Helen Mirkil is both a poet and visual artist. Her recent book Sower on the Cliffs, poems and drawings (BookArts Press 2013) merges her two passions. Her poems have appeared in Apiary (online), Art Times, Bucks County Writer, The Griffin, and Ruah. She received a coordinate BFA from University of Pennsylvania and the Pennsylvania Academy of the Fine Arts, as well as an MFA from the Academy. She was awarded a fellowship from the Academy to live and work in Raglan, Wales. Mirkil’s paintings and drawings are part of the permanent collections of several museums in the area.
For other poetry happenings in Philadelphia see phillypoetryday.com
I had the pleasure of listening to Poet Edward Hirsch talk about his new book, A Poet’s Glossary, last night at the Free Library. I can only imagine how lucky his students are. In an hour-long talk, Hirsch swept us through a global connection between poetry, folklore and cultural epics. I took three pages of notes to help start me on my journey through the 700+ page book. I had the pleasure of introducing Professor Hirsch, who is just as warm and welcoming as he is intelligent. I also got a chance to talk again to David Simpson, the blind writer who is the former poet laureate of Landsdowne. He was there with his twin brother, Dan. By chance, I had sat beside David on the long flight from Philly to Seattle for the AWP Conference earlier this year, and I enjoyed a long conversation with him (I was also impressed with how his assistance dog, a beautiful yellow Lab, was able to curl up contentedly beneath the seat in front of us the entire trip). I also met two area writers I look forward to getting to know more through their work: Autumn McClintock who was published alongside me in an Issue of Redivider this past year, as well as the charming Ru Freeman, a novelist who calls Sri Lanka and the U.S. her home. The Visiting Author series of the Free Library is a cultural gem–a place where you can make new connections, find like-minded souls, and hear an exchange of truly great ideas. I was grateful that people complimented my introduction for Professor Hirsch, and my thanks to Andy at the Library for asking me to take part.

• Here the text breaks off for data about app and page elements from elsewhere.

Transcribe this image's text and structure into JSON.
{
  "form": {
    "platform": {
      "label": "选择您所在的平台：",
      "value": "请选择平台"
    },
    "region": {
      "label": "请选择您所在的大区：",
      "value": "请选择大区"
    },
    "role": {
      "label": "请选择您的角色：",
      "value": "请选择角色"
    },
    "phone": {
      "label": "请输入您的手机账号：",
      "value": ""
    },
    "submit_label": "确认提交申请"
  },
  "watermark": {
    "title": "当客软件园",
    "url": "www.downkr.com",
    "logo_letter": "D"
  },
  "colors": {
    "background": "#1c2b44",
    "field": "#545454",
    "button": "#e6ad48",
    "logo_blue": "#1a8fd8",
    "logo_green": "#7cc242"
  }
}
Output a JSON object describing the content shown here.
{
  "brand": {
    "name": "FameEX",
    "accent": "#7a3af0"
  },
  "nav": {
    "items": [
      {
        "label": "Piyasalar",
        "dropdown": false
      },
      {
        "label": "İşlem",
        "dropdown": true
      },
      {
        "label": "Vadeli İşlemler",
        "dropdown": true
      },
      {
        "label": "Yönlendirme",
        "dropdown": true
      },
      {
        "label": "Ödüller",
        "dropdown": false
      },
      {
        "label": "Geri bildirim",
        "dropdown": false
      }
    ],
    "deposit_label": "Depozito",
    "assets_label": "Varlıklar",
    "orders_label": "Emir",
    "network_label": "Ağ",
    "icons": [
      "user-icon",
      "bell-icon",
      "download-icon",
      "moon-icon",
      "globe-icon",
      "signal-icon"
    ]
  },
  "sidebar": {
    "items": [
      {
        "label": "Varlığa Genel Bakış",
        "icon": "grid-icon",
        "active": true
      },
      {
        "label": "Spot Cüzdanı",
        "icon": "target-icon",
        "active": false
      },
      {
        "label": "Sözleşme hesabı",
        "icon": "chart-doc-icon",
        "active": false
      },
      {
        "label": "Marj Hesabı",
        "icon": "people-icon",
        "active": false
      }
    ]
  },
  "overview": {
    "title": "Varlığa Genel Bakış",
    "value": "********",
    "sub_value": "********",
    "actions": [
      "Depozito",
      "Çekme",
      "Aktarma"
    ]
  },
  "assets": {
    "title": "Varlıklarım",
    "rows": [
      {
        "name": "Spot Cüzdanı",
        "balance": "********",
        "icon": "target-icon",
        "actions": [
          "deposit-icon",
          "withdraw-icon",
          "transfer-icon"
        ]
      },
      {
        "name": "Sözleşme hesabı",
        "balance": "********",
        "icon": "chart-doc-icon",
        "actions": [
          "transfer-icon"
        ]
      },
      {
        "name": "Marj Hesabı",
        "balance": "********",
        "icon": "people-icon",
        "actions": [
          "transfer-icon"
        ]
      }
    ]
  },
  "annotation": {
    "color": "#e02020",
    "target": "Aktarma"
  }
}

In a few days, the podcast for the event should be here at the Library website.
Okay, I may have discovered it on an online furniture ad, but this song, “Suit” from the Perth pop group BOOM! BAP! POW! may be my new favorite song for spring. It’s a retro-esque number that makes me think of Nancy Sinatra, the B-52s, Oingo Boingo and Sweeney Todd–all rolled into one. Listen to it at the link here. I even went to Apple iTunes Store a couple weeks ago and bought the single, which I never do. If you like catchy guitar licks, check it out.
Now, when in the world will a Perth, Australia, pop group ever make it to Philadelphia???
Here are some screen snaps from the video link!
Okay, time to go put together a new spring playlist!